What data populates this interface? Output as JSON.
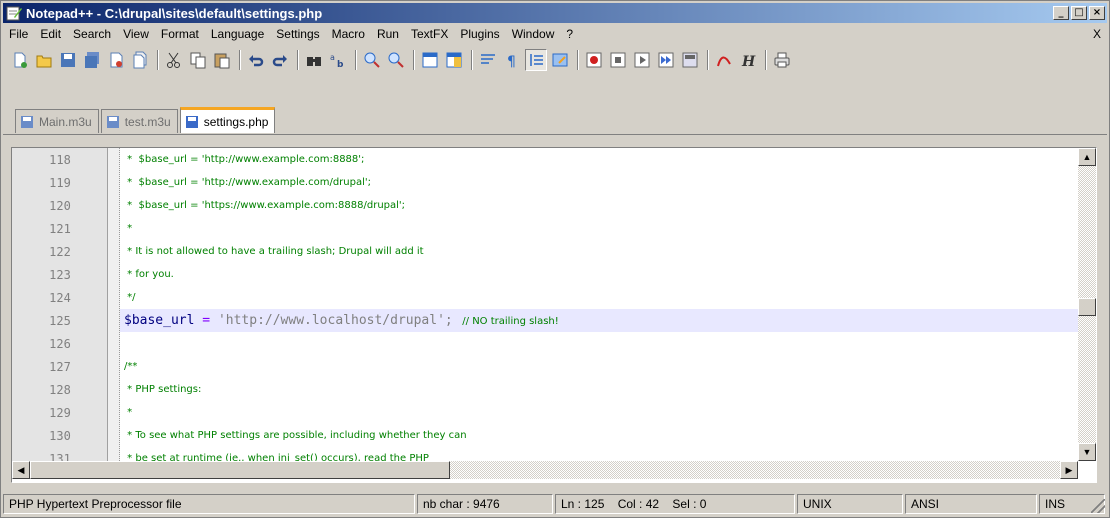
{
  "window": {
    "title": "Notepad++ - C:\\drupal\\sites\\default\\settings.php",
    "minimize": "_",
    "maximize": "□",
    "close": "×"
  },
  "menu": {
    "items": [
      "File",
      "Edit",
      "Search",
      "View",
      "Format",
      "Language",
      "Settings",
      "Macro",
      "Run",
      "TextFX",
      "Plugins",
      "Window",
      "?"
    ],
    "close": "X"
  },
  "tabs": [
    {
      "label": "Main.m3u",
      "active": false
    },
    {
      "label": "test.m3u",
      "active": false
    },
    {
      "label": "settings.php",
      "active": true
    }
  ],
  "editor": {
    "current_line": 125,
    "lines": [
      {
        "num": "118",
        "text": " *  $base_url = 'http://www.example.com:8888';"
      },
      {
        "num": "119",
        "text": " *  $base_url = 'http://www.example.com/drupal';"
      },
      {
        "num": "120",
        "text": " *  $base_url = 'https://www.example.com:8888/drupal';"
      },
      {
        "num": "121",
        "text": " *"
      },
      {
        "num": "122",
        "text": " * It is not allowed to have a trailing slash; Drupal will add it"
      },
      {
        "num": "123",
        "text": " * for you."
      },
      {
        "num": "124",
        "text": " */"
      },
      {
        "num": "125",
        "var": "$base_url",
        "op": " = ",
        "str": "'http://www.localhost/drupal';",
        "comment": "   // NO trailing slash!"
      },
      {
        "num": "126",
        "text": ""
      },
      {
        "num": "127",
        "text": "/**"
      },
      {
        "num": "128",
        "text": " * PHP settings:"
      },
      {
        "num": "129",
        "text": " *"
      },
      {
        "num": "130",
        "text": " * To see what PHP settings are possible, including whether they can"
      },
      {
        "num": "131",
        "text": " * be set at runtime (ie., when ini_set() occurs), read the PHP"
      }
    ]
  },
  "status": {
    "filetype": "PHP Hypertext Preprocessor file",
    "chars": "nb char : 9476",
    "position": "Ln : 125    Col : 42    Sel : 0",
    "eol": "UNIX",
    "encoding": "ANSI",
    "mode": "INS"
  }
}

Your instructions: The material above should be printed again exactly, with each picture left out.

Answer space:
What data populates this interface? Output as JSON.
{
  "window": {
    "title": "Notepad++ - C:\\drupal\\sites\\default\\settings.php",
    "minimize": "_",
    "maximize": "□",
    "close": "×"
  },
  "menu": {
    "items": [
      "File",
      "Edit",
      "Search",
      "View",
      "Format",
      "Language",
      "Settings",
      "Macro",
      "Run",
      "TextFX",
      "Plugins",
      "Window",
      "?"
    ],
    "close": "X"
  },
  "tabs": [
    {
      "label": "Main.m3u",
      "active": false
    },
    {
      "label": "test.m3u",
      "active": false
    },
    {
      "label": "settings.php",
      "active": true
    }
  ],
  "editor": {
    "current_line": 125,
    "lines": [
      {
        "num": "118",
        "text": " *  $base_url = 'http://www.example.com:8888';"
      },
      {
        "num": "119",
        "text": " *  $base_url = 'http://www.example.com/drupal';"
      },
      {
        "num": "120",
        "text": " *  $base_url = 'https://www.example.com:8888/drupal';"
      },
      {
        "num": "121",
        "text": " *"
      },
      {
        "num": "122",
        "text": " * It is not allowed to have a trailing slash; Drupal will add it"
      },
      {
        "num": "123",
        "text": " * for you."
      },
      {
        "num": "124",
        "text": " */"
      },
      {
        "num": "125",
        "var": "$base_url",
        "op": " = ",
        "str": "'http://www.localhost/drupal';",
        "comment": "   // NO trailing slash!"
      },
      {
        "num": "126",
        "text": ""
      },
      {
        "num": "127",
        "text": "/**"
      },
      {
        "num": "128",
        "text": " * PHP settings:"
      },
      {
        "num": "129",
        "text": " *"
      },
      {
        "num": "130",
        "text": " * To see what PHP settings are possible, including whether they can"
      },
      {
        "num": "131",
        "text": " * be set at runtime (ie., when ini_set() occurs), read the PHP"
      }
    ]
  },
  "status": {
    "filetype": "PHP Hypertext Preprocessor file",
    "chars": "nb char : 9476",
    "position": "Ln : 125    Col : 42    Sel : 0",
    "eol": "UNIX",
    "encoding": "ANSI",
    "mode": "INS"
  }
}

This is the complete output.